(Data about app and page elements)
---------------
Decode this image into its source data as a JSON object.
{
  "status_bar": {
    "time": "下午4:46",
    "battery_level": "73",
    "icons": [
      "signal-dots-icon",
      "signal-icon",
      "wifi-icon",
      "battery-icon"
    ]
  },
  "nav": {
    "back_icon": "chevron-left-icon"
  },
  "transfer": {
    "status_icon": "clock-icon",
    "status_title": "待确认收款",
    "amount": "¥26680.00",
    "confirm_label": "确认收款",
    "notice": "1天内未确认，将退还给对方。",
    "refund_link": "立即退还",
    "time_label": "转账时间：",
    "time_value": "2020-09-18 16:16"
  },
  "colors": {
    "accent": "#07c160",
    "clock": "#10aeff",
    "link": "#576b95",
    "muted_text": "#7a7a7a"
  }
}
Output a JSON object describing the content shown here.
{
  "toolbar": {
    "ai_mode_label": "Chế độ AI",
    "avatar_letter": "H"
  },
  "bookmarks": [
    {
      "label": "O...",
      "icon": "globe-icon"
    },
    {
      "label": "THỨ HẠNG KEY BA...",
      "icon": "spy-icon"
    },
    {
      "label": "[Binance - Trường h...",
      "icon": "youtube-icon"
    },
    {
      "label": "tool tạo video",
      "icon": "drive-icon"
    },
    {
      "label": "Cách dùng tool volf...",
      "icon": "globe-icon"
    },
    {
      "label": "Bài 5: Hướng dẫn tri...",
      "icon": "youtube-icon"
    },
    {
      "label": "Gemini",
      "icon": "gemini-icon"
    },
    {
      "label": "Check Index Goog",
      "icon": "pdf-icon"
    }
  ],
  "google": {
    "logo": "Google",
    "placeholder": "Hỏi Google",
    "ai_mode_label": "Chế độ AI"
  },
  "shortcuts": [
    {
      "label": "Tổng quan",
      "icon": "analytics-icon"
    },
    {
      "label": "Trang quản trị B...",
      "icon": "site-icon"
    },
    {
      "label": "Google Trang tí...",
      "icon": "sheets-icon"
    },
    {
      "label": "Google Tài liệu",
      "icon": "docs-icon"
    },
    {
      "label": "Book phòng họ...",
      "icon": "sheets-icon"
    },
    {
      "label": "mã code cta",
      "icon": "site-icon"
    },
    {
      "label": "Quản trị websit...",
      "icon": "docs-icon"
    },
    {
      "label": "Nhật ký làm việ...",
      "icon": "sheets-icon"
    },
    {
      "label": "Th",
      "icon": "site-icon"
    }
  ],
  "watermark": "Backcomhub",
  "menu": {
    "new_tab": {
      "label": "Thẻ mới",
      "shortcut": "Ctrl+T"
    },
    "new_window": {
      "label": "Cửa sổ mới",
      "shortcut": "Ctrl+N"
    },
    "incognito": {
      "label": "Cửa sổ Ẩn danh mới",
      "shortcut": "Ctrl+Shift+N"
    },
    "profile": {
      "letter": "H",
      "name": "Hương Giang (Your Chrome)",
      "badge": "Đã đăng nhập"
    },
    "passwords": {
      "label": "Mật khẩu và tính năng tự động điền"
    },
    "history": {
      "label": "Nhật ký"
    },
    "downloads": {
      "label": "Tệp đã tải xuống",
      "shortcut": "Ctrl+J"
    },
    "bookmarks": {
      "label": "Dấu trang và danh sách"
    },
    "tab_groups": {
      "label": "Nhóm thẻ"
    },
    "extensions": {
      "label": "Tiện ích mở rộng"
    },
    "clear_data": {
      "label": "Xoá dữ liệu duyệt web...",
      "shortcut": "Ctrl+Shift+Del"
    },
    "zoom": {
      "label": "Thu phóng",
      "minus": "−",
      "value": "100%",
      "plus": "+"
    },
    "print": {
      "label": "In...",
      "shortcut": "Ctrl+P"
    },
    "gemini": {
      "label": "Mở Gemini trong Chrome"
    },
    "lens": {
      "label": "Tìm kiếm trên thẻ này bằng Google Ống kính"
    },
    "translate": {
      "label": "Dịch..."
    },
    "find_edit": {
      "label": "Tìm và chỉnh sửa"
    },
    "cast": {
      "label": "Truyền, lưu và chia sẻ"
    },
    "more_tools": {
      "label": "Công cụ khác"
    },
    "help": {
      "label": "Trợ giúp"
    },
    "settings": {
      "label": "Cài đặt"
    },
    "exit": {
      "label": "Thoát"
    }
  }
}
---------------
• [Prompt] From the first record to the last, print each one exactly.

• [Your solution]
Decode this image into its source data as a JSON object.
{
  "status_bar": {
    "time": "下午4:46",
    "battery_level": "73",
    "icons": [
      "signal-dots-icon",
      "signal-icon",
      "wifi-icon",
      "battery-icon"
    ]
  },
  "nav": {
    "back_icon": "chevron-left-icon"
  },
  "transfer": {
    "status_icon": "clock-icon",
    "status_title": "待确认收款",
    "amount": "¥26680.00",
    "confirm_label": "确认收款",
    "notice": "1天内未确认，将退还给对方。",
    "refund_link": "立即退还",
    "time_label": "转账时间：",
    "time_value": "2020-09-18 16:16"
  },
  "colors": {
    "accent": "#07c160",
    "clock": "#10aeff",
    "link": "#576b95",
    "muted_text": "#7a7a7a"
  }
}
Output a JSON object describing the content shown here.
{
  "toolbar": {
    "ai_mode_label": "Chế độ AI",
    "avatar_letter": "H"
  },
  "bookmarks": [
    {
      "label": "O...",
      "icon": "globe-icon"
    },
    {
      "label": "THỨ HẠNG KEY BA...",
      "icon": "spy-icon"
    },
    {
      "label": "[Binance - Trường h...",
      "icon": "youtube-icon"
    },
    {
      "label": "tool tạo video",
      "icon": "drive-icon"
    },
    {
      "label": "Cách dùng tool volf...",
      "icon": "globe-icon"
    },
    {
      "label": "Bài 5: Hướng dẫn tri...",
      "icon": "youtube-icon"
    },
    {
      "label": "Gemini",
      "icon": "gemini-icon"
    },
    {
      "label": "Check Index Goog",
      "icon": "pdf-icon"
    }
  ],
  "google": {
    "logo": "Google",
    "placeholder": "Hỏi Google",
    "ai_mode_label": "Chế độ AI"
  },
  "shortcuts": [
    {
      "label": "Tổng quan",
      "icon": "analytics-icon"
    },
    {
      "label": "Trang quản trị B...",
      "icon": "site-icon"
    },
    {
      "label": "Google Trang tí...",
      "icon": "sheets-icon"
    },
    {
      "label": "Google Tài liệu",
      "icon": "docs-icon"
    },
    {
      "label": "Book phòng họ...",
      "icon": "sheets-icon"
    },
    {
      "label": "mã code cta",
      "icon": "site-icon"
    },
    {
      "label": "Quản trị websit...",
      "icon": "docs-icon"
    },
    {
      "label": "Nhật ký làm việ...",
      "icon": "sheets-icon"
    },
    {
      "label": "Th",
      "icon": "site-icon"
    }
  ],
  "watermark": "Backcomhub",
  "menu": {
    "new_tab": {
      "label": "Thẻ mới",
      "shortcut": "Ctrl+T"
    },
    "new_window": {
      "label": "Cửa sổ mới",
      "shortcut": "Ctrl+N"
    },
    "incognito": {
      "label": "Cửa sổ Ẩn danh mới",
      "shortcut": "Ctrl+Shift+N"
    },
    "profile": {
      "letter": "H",
      "name": "Hương Giang (Your Chrome)",
      "badge": "Đã đăng nhập"
    },
    "passwords": {
      "label": "Mật khẩu và tính năng tự động điền"
    },
    "history": {
      "label": "Nhật ký"
    },
    "downloads": {
      "label": "Tệp đã tải xuống",
      "shortcut": "Ctrl+J"
    },
    "bookmarks": {
      "label": "Dấu trang và danh sách"
    },
    "tab_groups": {
      "label": "Nhóm thẻ"
    },
    "extensions": {
      "label": "Tiện ích mở rộng"
    },
    "clear_data": {
      "label": "Xoá dữ liệu duyệt web...",
      "shortcut": "Ctrl+Shift+Del"
    },
    "zoom": {
      "label": "Thu phóng",
      "minus": "−",
      "value": "100%",
      "plus": "+"
    },
    "print": {
      "label": "In...",
      "shortcut": "Ctrl+P"
    },
    "gemini": {
      "label": "Mở Gemini trong Chrome"
    },
    "lens": {
      "label": "Tìm kiếm trên thẻ này bằng Google Ống kính"
    },
    "translate": {
      "label": "Dịch..."
    },
    "find_edit": {
      "label": "Tìm và chỉnh sửa"
    },
    "cast": {
      "label": "Truyền, lưu và chia sẻ"
    },
    "more_tools": {
      "label": "Công cụ khác"
    },
    "help": {
      "label": "Trợ giúp"
    },
    "settings": {
      "label": "Cài đặt"
    },
    "exit": {
      "label": "Thoát"
    }
  }
}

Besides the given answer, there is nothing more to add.